%%
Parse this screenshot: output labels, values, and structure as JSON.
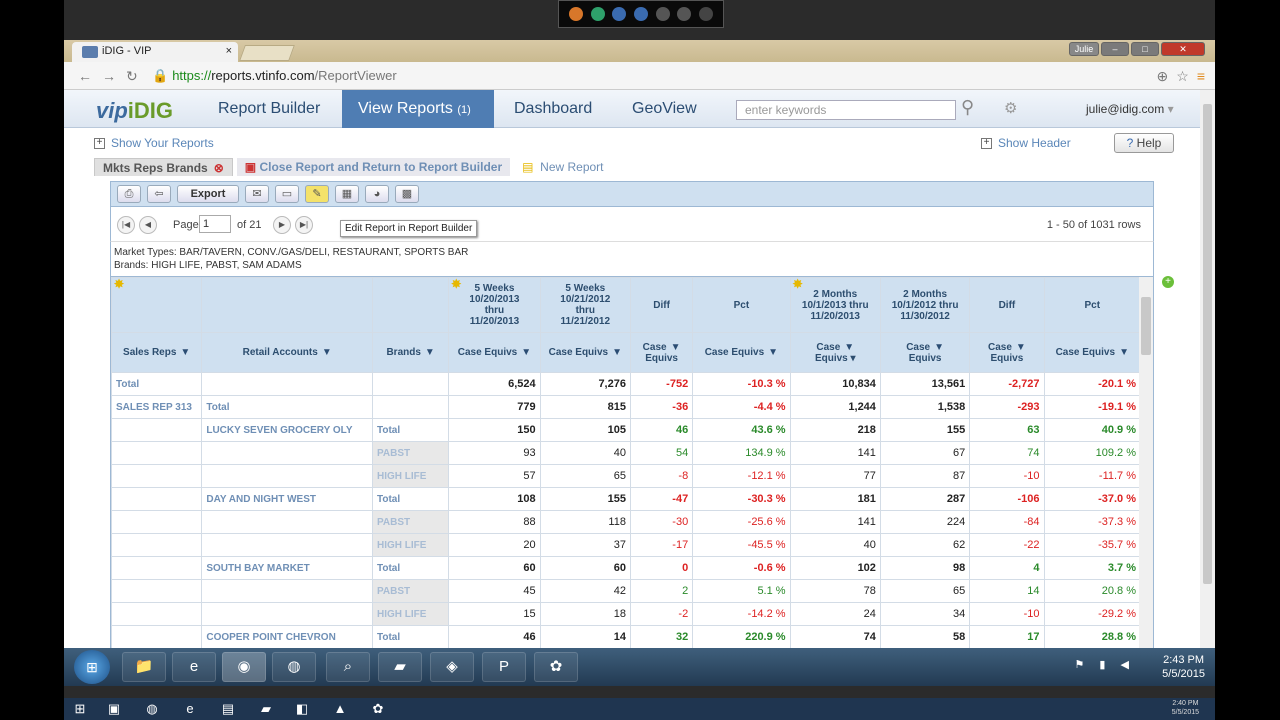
{
  "browser": {
    "tab_title": "iDIG - VIP",
    "tab_close": "×",
    "user_badge": "Julie",
    "url_prefix": "https://",
    "url_domain": "reports.vtinfo.com",
    "url_path": "/ReportViewer"
  },
  "app": {
    "logo_vip": "vip",
    "logo_idig": "iDIG",
    "menu": [
      {
        "label": "Report Builder"
      },
      {
        "label": "View Reports",
        "badge": "(1)"
      },
      {
        "label": "Dashboard"
      },
      {
        "label": "GeoView"
      }
    ],
    "search_placeholder": "enter keywords",
    "user_email": "julie@idig.com",
    "user_caret": "▾",
    "show_reports": "Show Your Reports",
    "show_header": "Show Header",
    "help": "Help"
  },
  "report_tabs": {
    "current": "Mkts Reps Brands",
    "close_icon": "⊗",
    "close_return": "Close Report and Return to Report Builder",
    "new_report": "New Report"
  },
  "toolbar": {
    "export": "Export",
    "tooltip": "Edit Report in Report Builder"
  },
  "pager": {
    "page_label": "Page",
    "page_value": "1",
    "of_label": "of 21",
    "rows_text": "1 - 50 of 1031 rows"
  },
  "filters": {
    "market_types": "Market Types: BAR/TAVERN, CONV./GAS/DELI, RESTAURANT, SPORTS BAR",
    "brands": "Brands: HIGH LIFE, PABST, SAM ADAMS"
  },
  "grid": {
    "groups": [
      {
        "l1": "5 Weeks",
        "l2": "10/20/2013",
        "l3": "thru",
        "l4": "11/20/2013"
      },
      {
        "l1": "5 Weeks",
        "l2": "10/21/2012",
        "l3": "thru",
        "l4": "11/21/2012"
      },
      {
        "l1": "Diff"
      },
      {
        "l1": "Pct"
      },
      {
        "l1": "2 Months",
        "l2": "10/1/2013 thru",
        "l3": "11/20/2013"
      },
      {
        "l1": "2 Months",
        "l2": "10/1/2012 thru",
        "l3": "11/30/2012"
      },
      {
        "l1": "Diff"
      },
      {
        "l1": "Pct"
      }
    ],
    "columns": [
      "Sales Reps",
      "Retail Accounts",
      "Brands",
      "Case Equivs",
      "Case Equivs",
      "Case",
      "Case Equivs",
      "Case",
      "Case",
      "Case",
      "Case Equivs"
    ],
    "col_sub": [
      "",
      "",
      "",
      "",
      "",
      "Equivs",
      "",
      "Equivs ▾",
      "Equivs",
      "Equivs",
      ""
    ],
    "rows": [
      [
        "Total",
        "",
        "",
        "6,524",
        "7,276",
        "-752",
        "-10.3 %",
        "10,834",
        "13,561",
        "-2,727",
        "-20.1 %"
      ],
      [
        "SALES REP 313",
        "Total",
        "",
        "779",
        "815",
        "-36",
        "-4.4 %",
        "1,244",
        "1,538",
        "-293",
        "-19.1 %"
      ],
      [
        "",
        "LUCKY SEVEN GROCERY OLY",
        "Total",
        "150",
        "105",
        "46",
        "43.6 %",
        "218",
        "155",
        "63",
        "40.9 %"
      ],
      [
        "",
        "",
        "PABST",
        "93",
        "40",
        "54",
        "134.9 %",
        "141",
        "67",
        "74",
        "109.2 %"
      ],
      [
        "",
        "",
        "HIGH LIFE",
        "57",
        "65",
        "-8",
        "-12.1 %",
        "77",
        "87",
        "-10",
        "-11.7 %"
      ],
      [
        "",
        "DAY AND NIGHT WEST",
        "Total",
        "108",
        "155",
        "-47",
        "-30.3 %",
        "181",
        "287",
        "-106",
        "-37.0 %"
      ],
      [
        "",
        "",
        "PABST",
        "88",
        "118",
        "-30",
        "-25.6 %",
        "141",
        "224",
        "-84",
        "-37.3 %"
      ],
      [
        "",
        "",
        "HIGH LIFE",
        "20",
        "37",
        "-17",
        "-45.5 %",
        "40",
        "62",
        "-22",
        "-35.7 %"
      ],
      [
        "",
        "SOUTH BAY MARKET",
        "Total",
        "60",
        "60",
        "0",
        "-0.6 %",
        "102",
        "98",
        "4",
        "3.7 %"
      ],
      [
        "",
        "",
        "PABST",
        "45",
        "42",
        "2",
        "5.1 %",
        "78",
        "65",
        "14",
        "20.8 %"
      ],
      [
        "",
        "",
        "HIGH LIFE",
        "15",
        "18",
        "-2",
        "-14.2 %",
        "24",
        "34",
        "-10",
        "-29.2 %"
      ],
      [
        "",
        "COOPER POINT CHEVRON",
        "Total",
        "46",
        "14",
        "32",
        "220.9 %",
        "74",
        "58",
        "17",
        "28.8 %"
      ]
    ]
  },
  "taskbar": {
    "time": "2:43 PM",
    "date": "5/5/2015",
    "time2": "2:40 PM",
    "date2": "5/5/2015"
  },
  "colors": {
    "positive": "#2a8a2a",
    "negative": "#d22222",
    "header_bg": "#cfe0f0",
    "active_menu": "#4f7db3"
  }
}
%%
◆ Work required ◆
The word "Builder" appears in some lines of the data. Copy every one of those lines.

◆ Task response ◆
        "label": "Report Builder"
    "close_return": "Close Report and Return to Report Builder",
    "tooltip": "Edit Report in Report Builder"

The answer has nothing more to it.